And it’s true—Rockmount shirts are appropriate for any occasion for any sensibility. Hell, I wore one to a wedding last month.
Jack A. Weil, Rockmount’s CEO, at 99 years of age, in 2001. Rockmount boasts that he worked daily until he was 107. Weil passed away in 2008.
Rockmount has only one location, its flagship store on Wazee Street in Denver’s LoDo neighborhood. Of course, having set up its operation in 1946, Rockmount was there long before this area of Denver was ever known as LoDo. The storefront—which is one part museum, one part fashion heaven, one part tourist destination (literally tours go through here), one part rustic ranch depot—converted from a wholesale to a retail space in 2002. It's unassuming, charming, and packed with bold embroidered shirts, bolo ties (also popularized by Rockmount), and hats. Rockmount, despite its old-school origins, is hardly conservative in its approach to fashion.

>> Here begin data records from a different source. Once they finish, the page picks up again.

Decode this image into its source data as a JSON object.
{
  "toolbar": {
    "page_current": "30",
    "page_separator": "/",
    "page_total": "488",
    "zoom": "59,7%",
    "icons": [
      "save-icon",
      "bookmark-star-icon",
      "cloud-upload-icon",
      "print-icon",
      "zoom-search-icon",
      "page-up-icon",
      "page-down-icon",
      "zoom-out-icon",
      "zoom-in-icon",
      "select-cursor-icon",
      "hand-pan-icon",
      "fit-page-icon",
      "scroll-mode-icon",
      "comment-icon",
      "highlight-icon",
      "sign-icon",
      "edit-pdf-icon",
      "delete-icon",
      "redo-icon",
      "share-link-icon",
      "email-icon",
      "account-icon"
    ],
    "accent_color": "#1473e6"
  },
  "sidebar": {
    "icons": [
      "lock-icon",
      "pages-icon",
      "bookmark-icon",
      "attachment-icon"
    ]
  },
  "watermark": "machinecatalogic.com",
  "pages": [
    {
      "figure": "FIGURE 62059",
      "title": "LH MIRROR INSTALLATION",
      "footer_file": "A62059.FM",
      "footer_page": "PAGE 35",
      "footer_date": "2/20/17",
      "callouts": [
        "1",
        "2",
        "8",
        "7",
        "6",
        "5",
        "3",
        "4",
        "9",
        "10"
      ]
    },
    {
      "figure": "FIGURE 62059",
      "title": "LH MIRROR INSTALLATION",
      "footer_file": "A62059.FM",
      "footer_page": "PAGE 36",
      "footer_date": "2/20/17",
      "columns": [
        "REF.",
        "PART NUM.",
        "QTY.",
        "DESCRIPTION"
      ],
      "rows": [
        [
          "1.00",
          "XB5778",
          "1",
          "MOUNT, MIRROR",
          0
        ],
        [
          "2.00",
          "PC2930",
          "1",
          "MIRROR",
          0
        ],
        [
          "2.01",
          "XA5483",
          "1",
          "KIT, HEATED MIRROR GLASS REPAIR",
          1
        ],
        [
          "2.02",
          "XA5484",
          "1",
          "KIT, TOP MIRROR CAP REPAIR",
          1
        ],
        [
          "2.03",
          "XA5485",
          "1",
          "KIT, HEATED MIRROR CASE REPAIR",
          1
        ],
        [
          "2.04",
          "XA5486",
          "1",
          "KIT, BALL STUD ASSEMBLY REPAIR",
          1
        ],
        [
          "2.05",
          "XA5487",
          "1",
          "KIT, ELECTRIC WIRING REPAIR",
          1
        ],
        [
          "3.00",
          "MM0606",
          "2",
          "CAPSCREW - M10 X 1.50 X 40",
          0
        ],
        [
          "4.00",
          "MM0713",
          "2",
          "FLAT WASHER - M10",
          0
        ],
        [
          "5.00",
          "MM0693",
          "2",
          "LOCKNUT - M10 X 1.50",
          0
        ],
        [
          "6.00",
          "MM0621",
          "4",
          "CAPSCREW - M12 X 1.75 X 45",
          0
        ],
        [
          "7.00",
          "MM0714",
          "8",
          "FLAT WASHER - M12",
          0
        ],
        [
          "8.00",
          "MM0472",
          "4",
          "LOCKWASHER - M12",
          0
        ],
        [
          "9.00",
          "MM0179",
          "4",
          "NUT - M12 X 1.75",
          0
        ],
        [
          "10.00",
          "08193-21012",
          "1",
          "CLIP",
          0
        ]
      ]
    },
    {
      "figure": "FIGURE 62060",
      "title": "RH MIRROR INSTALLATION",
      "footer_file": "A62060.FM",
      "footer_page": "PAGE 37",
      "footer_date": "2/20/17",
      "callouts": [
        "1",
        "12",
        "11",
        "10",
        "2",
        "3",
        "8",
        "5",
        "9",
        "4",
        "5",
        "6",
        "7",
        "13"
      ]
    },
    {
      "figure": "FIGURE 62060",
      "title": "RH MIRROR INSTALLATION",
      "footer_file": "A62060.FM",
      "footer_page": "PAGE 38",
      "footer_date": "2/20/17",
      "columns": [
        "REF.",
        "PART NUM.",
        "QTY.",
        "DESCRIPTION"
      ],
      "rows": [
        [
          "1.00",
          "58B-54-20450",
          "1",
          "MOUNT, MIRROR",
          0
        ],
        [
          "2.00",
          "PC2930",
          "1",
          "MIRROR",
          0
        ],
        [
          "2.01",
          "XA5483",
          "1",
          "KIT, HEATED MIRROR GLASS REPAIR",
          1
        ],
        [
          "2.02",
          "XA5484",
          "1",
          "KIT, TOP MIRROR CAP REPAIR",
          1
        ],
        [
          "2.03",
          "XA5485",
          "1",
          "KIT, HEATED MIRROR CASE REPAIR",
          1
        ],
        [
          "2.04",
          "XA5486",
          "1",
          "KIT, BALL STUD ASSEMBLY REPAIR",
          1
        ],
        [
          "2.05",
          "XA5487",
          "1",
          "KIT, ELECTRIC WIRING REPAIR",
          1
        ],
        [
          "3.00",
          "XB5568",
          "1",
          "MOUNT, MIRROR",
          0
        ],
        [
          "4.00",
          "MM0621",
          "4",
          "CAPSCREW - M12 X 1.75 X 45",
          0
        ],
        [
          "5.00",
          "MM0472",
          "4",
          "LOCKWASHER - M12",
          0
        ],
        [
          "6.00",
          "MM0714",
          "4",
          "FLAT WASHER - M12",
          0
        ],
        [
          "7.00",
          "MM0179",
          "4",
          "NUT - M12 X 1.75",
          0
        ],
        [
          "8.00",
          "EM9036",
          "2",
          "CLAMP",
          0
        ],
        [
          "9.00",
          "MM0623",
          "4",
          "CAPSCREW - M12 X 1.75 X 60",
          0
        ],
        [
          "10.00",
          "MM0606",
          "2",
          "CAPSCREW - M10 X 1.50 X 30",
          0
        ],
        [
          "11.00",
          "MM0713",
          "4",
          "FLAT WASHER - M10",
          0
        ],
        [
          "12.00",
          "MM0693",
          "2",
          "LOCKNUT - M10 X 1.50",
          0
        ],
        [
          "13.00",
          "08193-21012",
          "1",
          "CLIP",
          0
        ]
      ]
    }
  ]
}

Steve’s goal has always been to remain rooted in Rockmount’s storied past, while pushing the boundaries of what Western wear can be. In recent years, Rockmount made national headlines for one shirt beautifully embroidered with a pot plant.
Rockmount’s Cannabis Cowboy shirt is still part of the brand’s lineup.
“The pot shirt we did because I started thinking that a pot plant kind of had a palm tree thing going on,” Steve says. “And I thought that would make good embroidery. So we did an embroidery kind of commemorating the legalization of pot.”
They have other bold styles, like the rocket shirts that Steve calls the Cosmic Cowboy. “We stay relevant and reinvent ourselves. And that's been extremely important, because the one thing that came from my grandfather is constant innovation,” Steve says.
For fall, Weil is working on a second run of popular flannel and fleece shirts that have already sold through. Then he’s thinking about next spring. And after that? Probably the next century of Rockmount.